Input data.
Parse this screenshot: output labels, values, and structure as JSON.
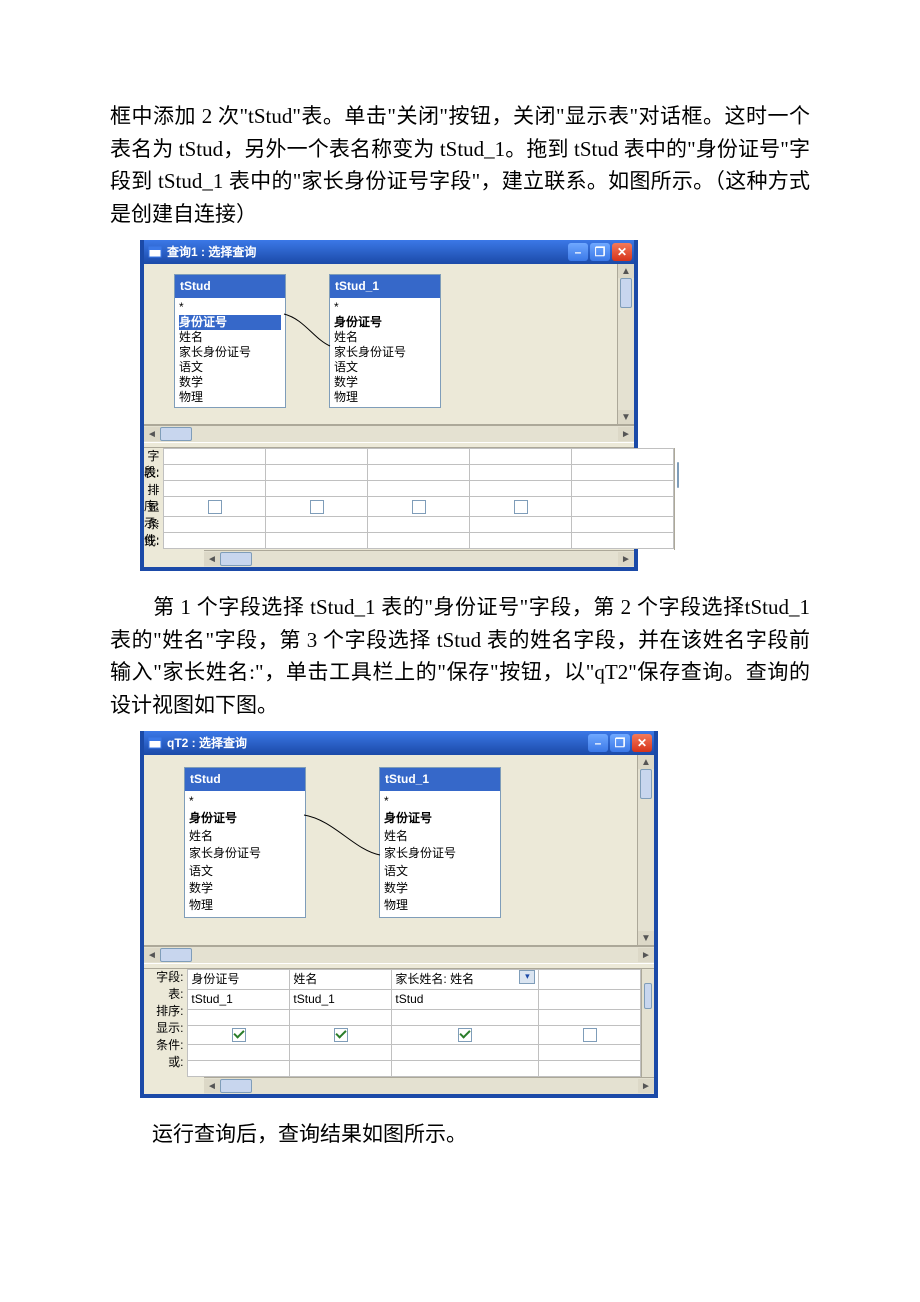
{
  "para1": "框中添加 2 次\"tStud\"表。单击\"关闭\"按钮，关闭\"显示表\"对话框。这时一个表名为 tStud，另外一个表名称变为 tStud_1。拖到 tStud 表中的\"身份证号\"字段到 tStud_1 表中的\"家长身份证号字段\"，建立联系。如图所示。（这种方式是创建自连接）",
  "para2_indent": "第 1 个字段选择 tStud_1 表的\"身份证号\"字段，第 2 个字段选择",
  "para2_rest": "tStud_1 表的\"姓名\"字段，第 3 个字段选择 tStud 表的姓名字段，并在该姓名字段前输入\"家长姓名:\"，单击工具栏上的\"保存\"按钮，以\"qT2\"保存查询。查询的设计视图如下图。",
  "para3": "运行查询后，查询结果如图所示。",
  "window1": {
    "title": "查询1  :  选择查询",
    "tables": {
      "left": {
        "name": "tStud",
        "fields": [
          "*",
          "身份证号",
          "姓名",
          "家长身份证号",
          "语文",
          "数学",
          "物理"
        ],
        "selected": "身份证号"
      },
      "right": {
        "name": "tStud_1",
        "fields": [
          "*",
          "身份证号",
          "姓名",
          "家长身份证号",
          "语文",
          "数学",
          "物理"
        ],
        "bold": "身份证号"
      }
    },
    "rowlabels": [
      "字段:",
      "表:",
      "排序:",
      "显示:",
      "条件:",
      "或:"
    ]
  },
  "window2": {
    "title": "qT2  :  选择查询",
    "tables": {
      "left": {
        "name": "tStud",
        "fields": [
          "*",
          "身份证号",
          "姓名",
          "家长身份证号",
          "语文",
          "数学",
          "物理"
        ],
        "bold": "身份证号"
      },
      "right": {
        "name": "tStud_1",
        "fields": [
          "*",
          "身份证号",
          "姓名",
          "家长身份证号",
          "语文",
          "数学",
          "物理"
        ],
        "bold": "身份证号"
      }
    },
    "rowlabels": [
      "字段:",
      "表:",
      "排序:",
      "显示:",
      "条件:",
      "或:"
    ],
    "grid": {
      "fieldRow": [
        "身份证号",
        "姓名",
        "家长姓名: 姓名",
        ""
      ],
      "tableRow": [
        "tStud_1",
        "tStud_1",
        "tStud",
        ""
      ],
      "showRow": [
        true,
        true,
        true,
        false
      ]
    }
  }
}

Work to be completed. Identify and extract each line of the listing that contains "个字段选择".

Response to the task.
  "para2_indent": "第 1 个字段选择 tStud_1 表的\"身份证号\"字段，第 2 个字段选择",
  "para2_rest": "tStud_1 表的\"姓名\"字段，第 3 个字段选择 tStud 表的姓名字段，并在该姓名字段前输入\"家长姓名:\"，单击工具栏上的\"保存\"按钮，以\"qT2\"保存查询。查询的设计视图如下图。",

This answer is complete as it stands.